What does the payoff in the Finale look like?
The seventh stage is the crowning glory of the attack kill chain and depending on the motive the attacker is usually keen to get to the data theft stage. In general, the previous stages help the attacker reach their objective. Attackers are known to go to great lengths to cover their tracks in order to reach this stage. In some cases, attackers have been known to lurk in the network for months or years before exfiltrating large quantities of data. Attackers are definitely getting craftier and more sophisticated. Also, when it comes to insider threats, the first six stages of the attack kill chain could be optional because the privileged malicious insider already has some level of access in the environment.
Data theft can be for purposes of blackmail, espionage, economic gain, and more. The data that is stolen can be financial data (such as credit card numbers, bank account credentials), personal data that can further be used for profit (SSN, DOB, etc.), credentials, private keys and passwords, medical records, intellectual property (source code, trade secrets, etc.), the list goes on. Each data breach is different because the motives of the attackers vary. In general, unless the attacker failed at their objective or the objective is pure destruction, it is safe to say that some form of data theft can be assumed in a breach.
An interesting question is, where does all this stolen data end up? It could remain with the attacker perpetually, as would likely be the case with nation state attackers and other sophisticated attackers. However, vast amounts of data end up in the underground community for sale, or sometimes even in the public domain as an example of the loot.

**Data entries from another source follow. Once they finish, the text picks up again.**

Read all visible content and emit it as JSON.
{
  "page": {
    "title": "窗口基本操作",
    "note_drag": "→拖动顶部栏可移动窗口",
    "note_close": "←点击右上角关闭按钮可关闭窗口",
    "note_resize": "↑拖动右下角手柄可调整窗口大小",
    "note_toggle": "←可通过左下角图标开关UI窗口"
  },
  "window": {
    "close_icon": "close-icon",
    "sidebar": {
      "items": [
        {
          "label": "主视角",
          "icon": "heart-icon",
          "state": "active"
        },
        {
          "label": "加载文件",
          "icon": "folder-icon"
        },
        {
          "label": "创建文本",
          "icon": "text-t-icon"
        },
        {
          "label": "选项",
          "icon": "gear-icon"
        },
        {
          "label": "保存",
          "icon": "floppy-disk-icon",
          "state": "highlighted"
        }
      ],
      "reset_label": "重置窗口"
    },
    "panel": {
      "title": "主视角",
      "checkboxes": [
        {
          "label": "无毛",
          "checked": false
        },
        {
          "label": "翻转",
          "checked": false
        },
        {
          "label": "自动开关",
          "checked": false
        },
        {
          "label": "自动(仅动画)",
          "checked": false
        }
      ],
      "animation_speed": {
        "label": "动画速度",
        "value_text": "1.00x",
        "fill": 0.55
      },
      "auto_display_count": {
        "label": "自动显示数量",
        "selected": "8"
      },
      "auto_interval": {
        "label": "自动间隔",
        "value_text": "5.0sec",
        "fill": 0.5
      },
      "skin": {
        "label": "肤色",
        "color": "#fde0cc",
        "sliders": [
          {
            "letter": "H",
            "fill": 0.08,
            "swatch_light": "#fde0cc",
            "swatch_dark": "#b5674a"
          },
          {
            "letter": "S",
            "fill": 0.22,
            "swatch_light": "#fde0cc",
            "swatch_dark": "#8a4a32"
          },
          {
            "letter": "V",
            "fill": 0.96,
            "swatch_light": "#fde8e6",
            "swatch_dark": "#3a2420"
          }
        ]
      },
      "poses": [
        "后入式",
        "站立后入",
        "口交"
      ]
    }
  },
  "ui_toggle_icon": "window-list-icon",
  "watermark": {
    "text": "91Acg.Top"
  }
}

The following example showcases a recent dump of personally identifiable information (PII) that includes names, addresses, phone numbers, dates of birth, and credit card numbers, along with their CVV and expiration dates.
Remember the Sony Pictures Entertainment hack from last year? The attackers dumped hundreds of gigabytes of confidential data in the public domain, resulting in a great deal of financial and reputation loss. In addition, they also stole private keys . Private keys are highly sensitive and used in SSL / TLS, SSH, and other encrypted connections used for secure communication. There are different kinds of private keys, for example PuTTY .ppk keys and PKCS #12 files.
An excerpt from the list of files stolen from Sony Pictures Entertainment in the November 2014 hack, showing the .ppk private key files
If that's not scary enough, credentials are always valuable to an intruder either to gain additional access or for financial gain. In Linux, the basic files that store that information are the "passwd" and "shadow" files. Their equivalent in Windows is the SAM DB. All three files store usernames and hashed passwords in different but specific formats that allow a data security system to identify them as such using a regular expression.
Example of a Security Account Manager (SAM) database file in a Windows systems that stores users' passwords in a hashed format, either as a LM hash or as an NTLM hash
Once the hackers obtain hashed passwords, they can crack them using brute force or wordlists. Password cracking tools are available free online, in addition to tools such as "John the Ripper" and "RainbowCrack," which generates rainbow tables.
The above example shows the output of a SAM file run through “John the Ripper”. The simple passwords such as “ROOT” and “1234” were broken in seconds. The administrator’s password was only partially broken because the run was stopped manually very quickly.
Many other sensitive files that are not directly covered by regulations such as HIPAA or PCI are accessed and stolen by hackers. Configuration files and Process Information can also be very valuable to an attacker. Hence, being compliant does not mean that breaches will not occur. Rather, compliance is only a part of the risk mitigation process.
Primary contributor: Amit Nitzan